On one hand, Fink’s departure could help the Trojans focus the quarterback battle. Last year, it felt like a detriment for three quarterbacks to be getting equal reps late into Fall Camp. USC could do that once more if they opt to keep Slovis in the mix for the starting job, but it seems more likely that Daniels and Sears will be in a two-man battle when Fall Camp starts. That means more reps for both to make their case.

On the other hand, Fink leaving has roster implications for the Trojans. Last year, USC made it through the season with just three scholarship quarterbacks, but it was a point of worry to have little depth at the position. Once again, they are in the position of being a quarterback light.

SEE ALSO: Does Jack Sears deserve the chance to start?

And that’s not taking into account the possibility of the loser of the quarterback battle jumping ship once the battle is decided. If that were to happen, the future starter and Slovis would be the only scholarship quarterbacks available. The ability to protect Slovis’ redshirt would be in danger.

USC could attempt to solve that problem by dipping into the transfer portal for an additional body themselves, but it may be hard to entice a quarterback to join as a backup.

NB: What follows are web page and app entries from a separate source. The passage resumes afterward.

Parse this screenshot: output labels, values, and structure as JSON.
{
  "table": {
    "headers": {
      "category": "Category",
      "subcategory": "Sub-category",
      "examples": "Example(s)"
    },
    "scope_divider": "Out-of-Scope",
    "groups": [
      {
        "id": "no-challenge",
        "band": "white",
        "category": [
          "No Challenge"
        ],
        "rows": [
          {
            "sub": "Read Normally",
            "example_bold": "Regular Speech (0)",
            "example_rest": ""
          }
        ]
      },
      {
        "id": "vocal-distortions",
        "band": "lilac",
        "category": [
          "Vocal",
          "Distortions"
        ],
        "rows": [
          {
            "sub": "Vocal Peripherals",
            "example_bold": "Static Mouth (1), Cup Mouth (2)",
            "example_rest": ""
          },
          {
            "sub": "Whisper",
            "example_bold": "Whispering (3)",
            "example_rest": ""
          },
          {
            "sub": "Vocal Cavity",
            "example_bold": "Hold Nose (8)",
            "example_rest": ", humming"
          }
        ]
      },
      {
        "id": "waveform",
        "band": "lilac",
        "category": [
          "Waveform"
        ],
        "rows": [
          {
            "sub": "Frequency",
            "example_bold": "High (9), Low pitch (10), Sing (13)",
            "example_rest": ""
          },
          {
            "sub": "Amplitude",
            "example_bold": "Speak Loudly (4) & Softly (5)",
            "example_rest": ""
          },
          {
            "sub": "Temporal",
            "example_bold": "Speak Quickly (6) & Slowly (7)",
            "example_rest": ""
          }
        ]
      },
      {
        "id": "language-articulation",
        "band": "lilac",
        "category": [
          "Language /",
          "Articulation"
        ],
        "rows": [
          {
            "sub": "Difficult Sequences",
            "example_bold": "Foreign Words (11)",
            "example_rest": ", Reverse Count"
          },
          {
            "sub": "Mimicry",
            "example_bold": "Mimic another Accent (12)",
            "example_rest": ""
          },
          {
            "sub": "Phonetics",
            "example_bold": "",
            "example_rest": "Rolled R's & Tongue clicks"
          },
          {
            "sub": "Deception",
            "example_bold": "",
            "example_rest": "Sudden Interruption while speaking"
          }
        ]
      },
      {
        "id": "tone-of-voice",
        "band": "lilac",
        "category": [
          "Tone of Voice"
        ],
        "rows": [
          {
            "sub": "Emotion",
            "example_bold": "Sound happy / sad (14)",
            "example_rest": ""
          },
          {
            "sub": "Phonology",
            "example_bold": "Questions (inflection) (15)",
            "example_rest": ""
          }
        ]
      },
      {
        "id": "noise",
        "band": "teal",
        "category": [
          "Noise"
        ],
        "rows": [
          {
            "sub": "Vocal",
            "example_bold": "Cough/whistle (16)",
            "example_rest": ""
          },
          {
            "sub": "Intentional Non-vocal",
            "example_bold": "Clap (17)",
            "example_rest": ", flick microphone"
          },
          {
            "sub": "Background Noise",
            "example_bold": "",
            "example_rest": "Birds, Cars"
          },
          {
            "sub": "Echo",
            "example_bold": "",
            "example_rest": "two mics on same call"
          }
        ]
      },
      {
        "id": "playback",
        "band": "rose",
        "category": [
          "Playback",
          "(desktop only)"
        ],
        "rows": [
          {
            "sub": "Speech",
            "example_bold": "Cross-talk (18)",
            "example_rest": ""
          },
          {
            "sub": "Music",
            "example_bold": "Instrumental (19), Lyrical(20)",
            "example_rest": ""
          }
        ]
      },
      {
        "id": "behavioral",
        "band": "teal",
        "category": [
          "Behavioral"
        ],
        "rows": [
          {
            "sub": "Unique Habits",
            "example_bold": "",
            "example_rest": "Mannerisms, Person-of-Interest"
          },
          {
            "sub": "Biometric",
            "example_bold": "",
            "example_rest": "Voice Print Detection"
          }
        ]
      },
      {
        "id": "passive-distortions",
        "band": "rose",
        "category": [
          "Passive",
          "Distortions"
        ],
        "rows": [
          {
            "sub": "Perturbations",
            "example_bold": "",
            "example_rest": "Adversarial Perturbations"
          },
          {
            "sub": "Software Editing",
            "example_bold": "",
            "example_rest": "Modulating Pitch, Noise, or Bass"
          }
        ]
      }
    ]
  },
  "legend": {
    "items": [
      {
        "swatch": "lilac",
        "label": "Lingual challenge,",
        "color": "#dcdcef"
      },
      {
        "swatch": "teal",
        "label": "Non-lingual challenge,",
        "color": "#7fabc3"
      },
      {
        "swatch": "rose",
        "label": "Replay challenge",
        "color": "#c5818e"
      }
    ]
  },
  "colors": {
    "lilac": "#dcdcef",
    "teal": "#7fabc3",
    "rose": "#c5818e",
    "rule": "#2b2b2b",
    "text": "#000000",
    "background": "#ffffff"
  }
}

That’s particularly true with five-star quarterback Bryce Young committed for the recruiting class of 2020.

The Trojans have survived past quarterback transfers and they will have to figure out a way to dealing with low numbers again.

As for Fink, he is on track to graduate this semester and will be eligible to play immediately wherever he lands.